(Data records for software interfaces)
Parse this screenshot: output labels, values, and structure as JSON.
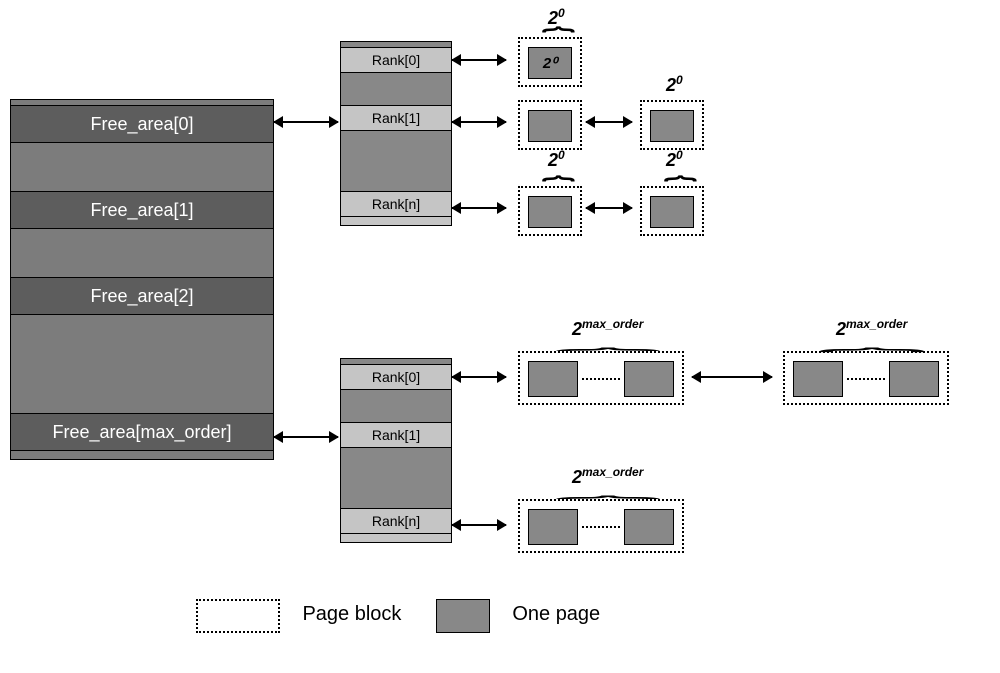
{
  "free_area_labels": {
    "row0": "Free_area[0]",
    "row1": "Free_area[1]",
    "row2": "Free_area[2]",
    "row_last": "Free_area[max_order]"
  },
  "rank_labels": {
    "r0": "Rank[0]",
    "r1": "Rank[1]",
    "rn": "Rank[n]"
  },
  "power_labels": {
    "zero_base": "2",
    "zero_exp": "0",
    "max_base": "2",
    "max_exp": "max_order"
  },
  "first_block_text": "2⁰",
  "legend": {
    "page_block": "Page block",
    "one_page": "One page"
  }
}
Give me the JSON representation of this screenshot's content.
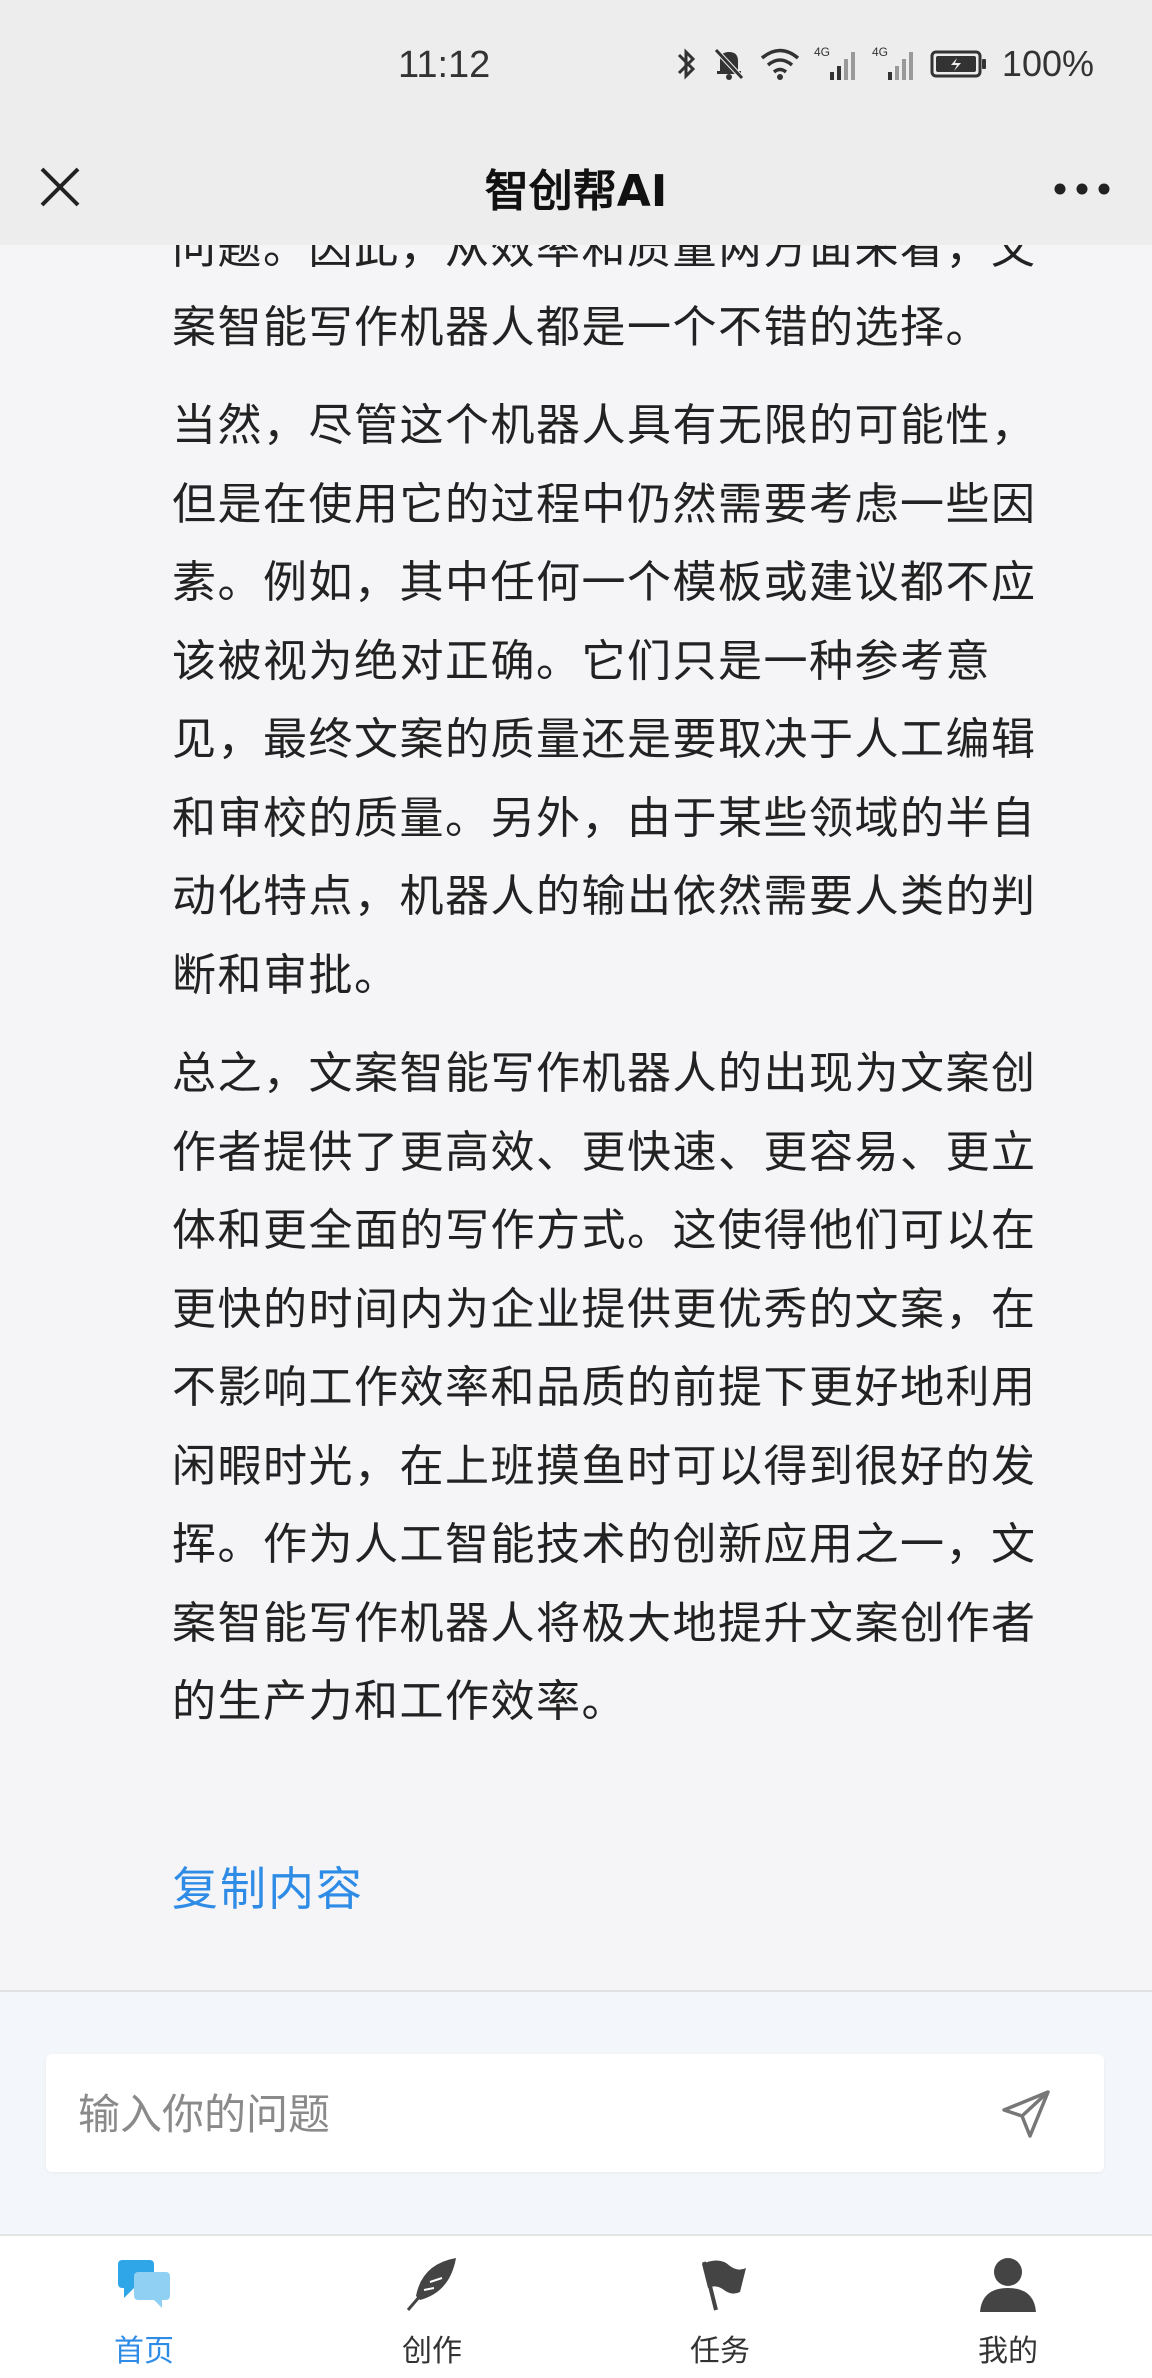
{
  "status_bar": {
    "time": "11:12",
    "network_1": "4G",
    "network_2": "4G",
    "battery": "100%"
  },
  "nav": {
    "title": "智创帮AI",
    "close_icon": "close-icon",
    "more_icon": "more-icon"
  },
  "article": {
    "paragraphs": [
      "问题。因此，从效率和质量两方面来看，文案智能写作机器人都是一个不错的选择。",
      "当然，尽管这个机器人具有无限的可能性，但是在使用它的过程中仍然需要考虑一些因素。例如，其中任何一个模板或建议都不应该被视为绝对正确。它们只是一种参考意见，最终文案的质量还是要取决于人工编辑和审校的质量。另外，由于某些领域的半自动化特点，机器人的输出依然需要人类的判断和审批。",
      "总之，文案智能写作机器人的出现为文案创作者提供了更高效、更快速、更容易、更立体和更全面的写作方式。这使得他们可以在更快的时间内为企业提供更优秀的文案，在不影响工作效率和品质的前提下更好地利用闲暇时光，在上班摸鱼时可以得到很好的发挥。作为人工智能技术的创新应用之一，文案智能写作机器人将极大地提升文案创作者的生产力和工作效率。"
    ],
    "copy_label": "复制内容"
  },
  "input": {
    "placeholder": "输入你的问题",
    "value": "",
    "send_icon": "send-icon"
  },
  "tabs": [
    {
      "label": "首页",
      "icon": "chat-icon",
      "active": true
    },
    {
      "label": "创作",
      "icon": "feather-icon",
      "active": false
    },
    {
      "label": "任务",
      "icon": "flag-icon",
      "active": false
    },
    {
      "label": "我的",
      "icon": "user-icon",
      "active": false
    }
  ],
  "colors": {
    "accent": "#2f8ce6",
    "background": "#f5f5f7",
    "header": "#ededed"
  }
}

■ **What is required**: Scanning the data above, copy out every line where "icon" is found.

■ **Finished exercise**:
    "close_icon": "close-icon",
    "more_icon": "more-icon"
    "send_icon": "send-icon"
      "icon": "chat-icon",
      "icon": "feather-icon",
      "icon": "flag-icon",
      "icon": "user-icon",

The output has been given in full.